It all sounds a whole lot like the strategy and tactics
employed by Generals Crook, Terry and Sherman in the Indian

Another riveting detail. The Montana Firearms Freedom Act
took effect on October 1. Under that law, any firearm
manufactured and assembled in Montana that is meant to stay
there in Montana and not be transported across state lines
is exempt from Federal regulation under the terms of the
Tenth Amendment to the U.S. Constitution. Many other states
including Texas, West Virginia, Alabama, and Wyoming have
introduced similar legislation. It is also law in

American Private Police Force showed up in Hardin just a
week after the new firearms law took effect.

Saturday, October 3, 2009

After A Long Cessation, A Moment of Companionship

At the automatic teller machine, a tom cat trotted across
new mown grass, up a sidewalk, tail held high in the sudden
autumn breeze.

I meowed, something I am sure I have not done since I was,
oh, maybe three or four years old - five at the oldest.

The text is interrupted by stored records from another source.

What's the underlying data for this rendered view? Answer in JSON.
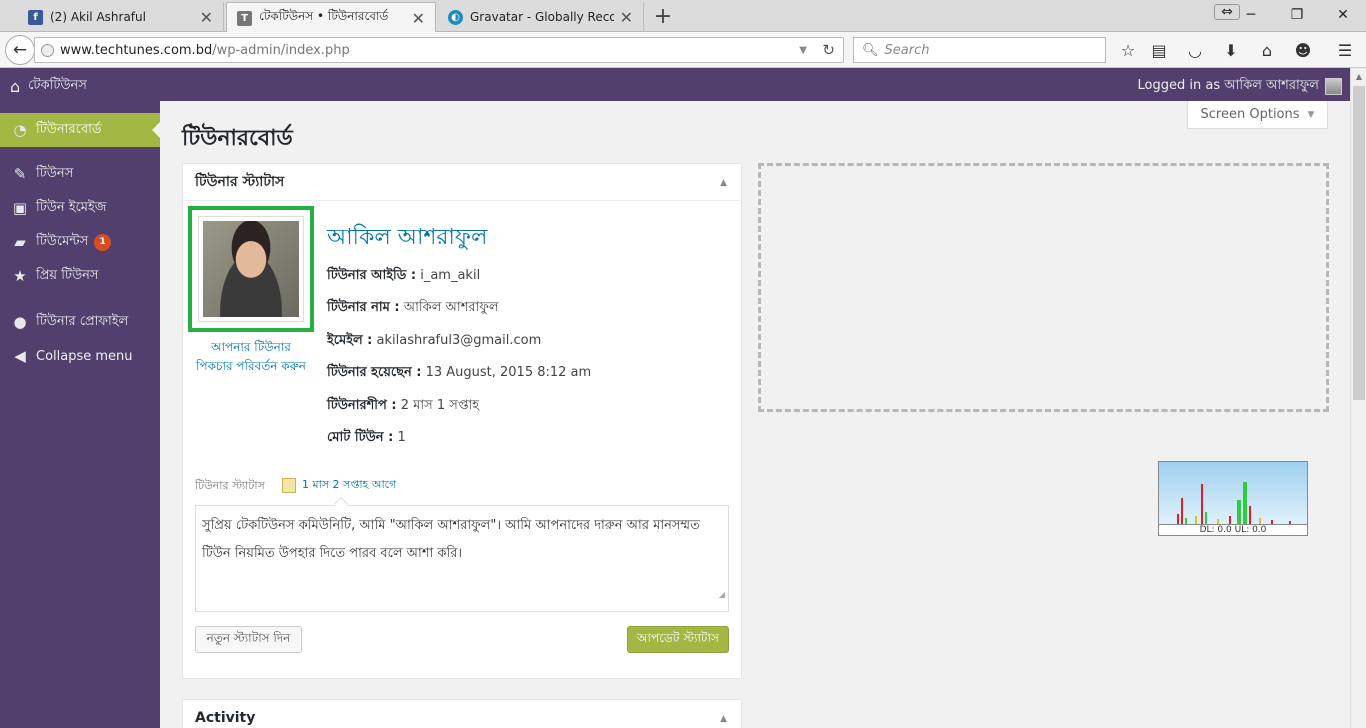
{
  "browser": {
    "tabs": [
      {
        "title": "(2) Akil Ashraful",
        "favicon": "facebook-icon"
      },
      {
        "title": "টেকটিউনস • টিউনারবোর্ড",
        "favicon": "techtunes-icon"
      },
      {
        "title": "Gravatar - Globally Recog...",
        "favicon": "gravatar-icon"
      }
    ],
    "url_host": "www.techtunes.com.bd",
    "url_path": "/wp-admin/index.php",
    "search_placeholder": "Search"
  },
  "adminbar": {
    "site_name": "টেকটিউনস",
    "logged_in_text": "Logged in as আকিল আশরাফুল"
  },
  "sidebar": {
    "items": [
      {
        "label": "টিউনারবোর্ড",
        "icon": "dashboard-icon",
        "current": true
      },
      {
        "label": "টিউনস",
        "icon": "pin-icon"
      },
      {
        "label": "টিউন ইমেইজ",
        "icon": "media-icon"
      },
      {
        "label": "টিউমেন্টস",
        "icon": "comment-icon",
        "badge": "1"
      },
      {
        "label": "প্রিয় টিউনস",
        "icon": "star-icon"
      },
      {
        "label": "টিউনার প্রোফাইল",
        "icon": "user-icon"
      },
      {
        "label": "Collapse menu",
        "icon": "collapse-icon"
      }
    ]
  },
  "main": {
    "page_title": "টিউনারবোর্ড",
    "screen_options": "Screen Options",
    "status_box": {
      "title": "টিউনার স্ট্যাটাস",
      "change_picture_link": "আপনার টিউনার পিকচার পরিবর্তন করুন",
      "name": "আকিল আশরাফুল",
      "fields": [
        {
          "label": "টিউনার আইডি :",
          "value": "i_am_akil"
        },
        {
          "label": "টিউনার নাম :",
          "value": "আকিল আশরাফুল"
        },
        {
          "label": "ইমেইল :",
          "value": "akilashraful3@gmail.com"
        },
        {
          "label": "টিউনার হয়েছেন :",
          "value": "13 August, 2015 8:12 am"
        },
        {
          "label": "টিউনারশীপ :",
          "value": "2 মাস 1 সপ্তাহ"
        },
        {
          "label": "মোট টিউন :",
          "value": "1"
        }
      ],
      "status_label": "টিউনার স্ট্যাটাস",
      "status_time": "1 মাস 2 সপ্তাহ আগে",
      "status_text": "সুপ্রিয় টেকটিউনস কমিউনিটি, আমি \"আকিল আশরাফুল\"। আমি আপনাদের দারুন আর মানসম্মত টিউন নিয়মিত উপহার দিতে পারব বলে আশা করি।",
      "new_status_button": "নতুন স্ট্যাটাস দিন",
      "update_status_button": "আপডেট স্ট্যাটাস"
    },
    "activity_box": {
      "title": "Activity"
    },
    "net_monitor": {
      "label": "DL: 0.0 UL: 0.0"
    }
  },
  "colors": {
    "admin_purple": "#523f6d",
    "accent_green": "#a3b745",
    "avatar_frame_green": "#25b043",
    "link_blue": "#0073aa"
  }
}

Losing track of the cat, I finished my business, then felt
him brush between my legs, heard his growling meow. I saw
his dark tiger stripes on a gray coat, looked into his green
eyes, measured his whiskers, felt him dos y doe between the
legs of my faded jeans once again.



It was a matter-of-fact exchange, something between a little
old man and a little old tom cat. I bent to stroke his fur,
scratch behind his ears. He shook his head rapidly side to
side, said, "Meow" again, and began to trot beside me toward
my pickup.

As I mounted the plain jane Chevy, he squatted and left his
calling card precisely at the corner of the clipped grass,
the sidewalk and the curb of the cross street beside the
bank, said a "Meow," farewell, and wrapped his tail around his
hindquarters, licked his chops, raised his nose to the

I drove away, thinking of the price of friendship. A large
can of tuna would make us inseparable companions for life.

Such a bargain.